↓↓↓

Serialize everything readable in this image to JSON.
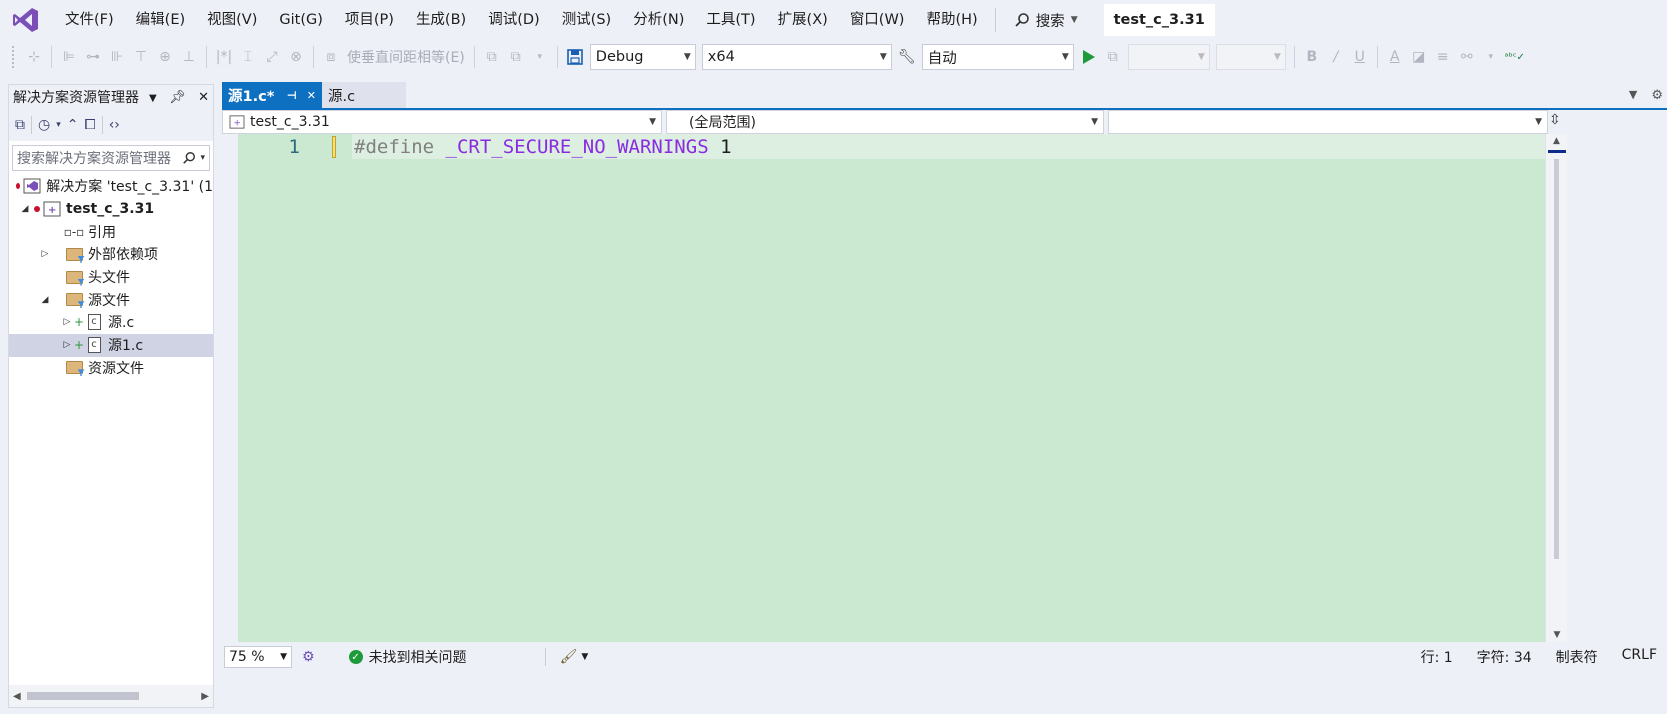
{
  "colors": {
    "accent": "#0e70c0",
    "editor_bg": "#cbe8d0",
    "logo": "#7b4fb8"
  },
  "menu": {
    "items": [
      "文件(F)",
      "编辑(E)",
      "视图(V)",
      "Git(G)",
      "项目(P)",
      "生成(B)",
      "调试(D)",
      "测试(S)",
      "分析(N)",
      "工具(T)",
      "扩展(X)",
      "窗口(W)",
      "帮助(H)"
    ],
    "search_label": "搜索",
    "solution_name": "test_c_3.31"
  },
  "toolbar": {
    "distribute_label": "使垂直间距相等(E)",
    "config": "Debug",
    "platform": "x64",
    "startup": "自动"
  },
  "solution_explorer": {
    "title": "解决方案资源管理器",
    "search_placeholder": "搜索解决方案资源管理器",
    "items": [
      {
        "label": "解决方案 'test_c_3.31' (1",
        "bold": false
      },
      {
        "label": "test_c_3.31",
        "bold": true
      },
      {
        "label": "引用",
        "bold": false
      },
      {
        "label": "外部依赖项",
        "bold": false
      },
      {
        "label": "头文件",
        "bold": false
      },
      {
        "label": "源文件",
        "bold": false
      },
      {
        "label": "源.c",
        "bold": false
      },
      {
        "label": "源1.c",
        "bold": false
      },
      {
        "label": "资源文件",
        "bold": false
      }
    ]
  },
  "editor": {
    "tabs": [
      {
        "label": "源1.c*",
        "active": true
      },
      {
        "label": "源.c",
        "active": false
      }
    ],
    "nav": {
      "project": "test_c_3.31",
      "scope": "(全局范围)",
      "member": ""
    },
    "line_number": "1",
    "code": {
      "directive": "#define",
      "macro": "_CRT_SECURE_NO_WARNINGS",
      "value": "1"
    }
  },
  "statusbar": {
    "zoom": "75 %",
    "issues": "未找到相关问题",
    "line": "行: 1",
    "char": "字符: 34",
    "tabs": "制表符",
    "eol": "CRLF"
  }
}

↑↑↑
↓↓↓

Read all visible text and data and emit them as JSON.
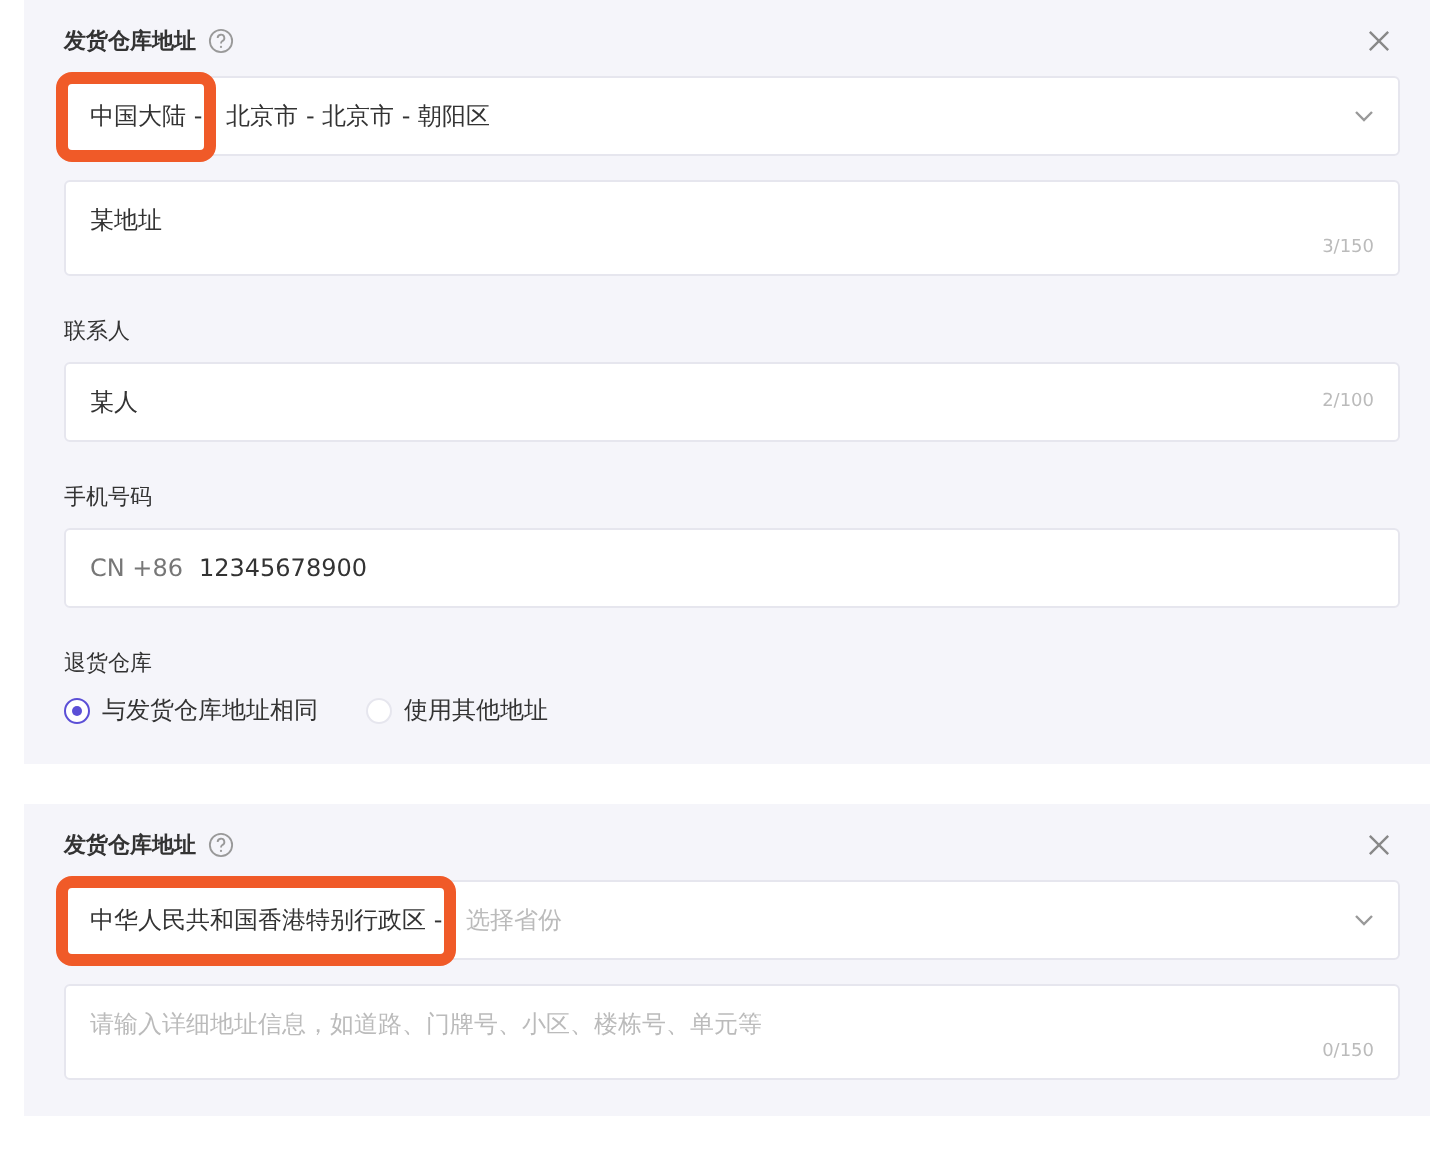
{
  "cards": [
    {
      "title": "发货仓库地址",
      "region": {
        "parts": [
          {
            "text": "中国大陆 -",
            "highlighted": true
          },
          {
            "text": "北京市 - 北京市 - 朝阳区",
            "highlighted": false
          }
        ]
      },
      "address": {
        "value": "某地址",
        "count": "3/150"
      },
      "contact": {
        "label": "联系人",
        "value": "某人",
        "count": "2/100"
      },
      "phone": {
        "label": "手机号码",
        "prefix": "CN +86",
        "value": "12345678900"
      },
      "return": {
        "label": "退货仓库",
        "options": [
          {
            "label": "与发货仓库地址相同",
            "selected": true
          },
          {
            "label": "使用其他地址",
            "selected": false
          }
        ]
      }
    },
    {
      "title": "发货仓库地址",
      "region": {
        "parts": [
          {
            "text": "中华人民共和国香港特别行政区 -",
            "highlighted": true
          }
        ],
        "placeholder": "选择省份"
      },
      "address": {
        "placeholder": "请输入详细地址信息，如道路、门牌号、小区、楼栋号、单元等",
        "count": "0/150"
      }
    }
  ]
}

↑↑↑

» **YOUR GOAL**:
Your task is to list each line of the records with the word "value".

» **RESULT BELOW**:
      "value": "1"
        "value": "某地址",
        "value": "某人",
        "value": "12345678900"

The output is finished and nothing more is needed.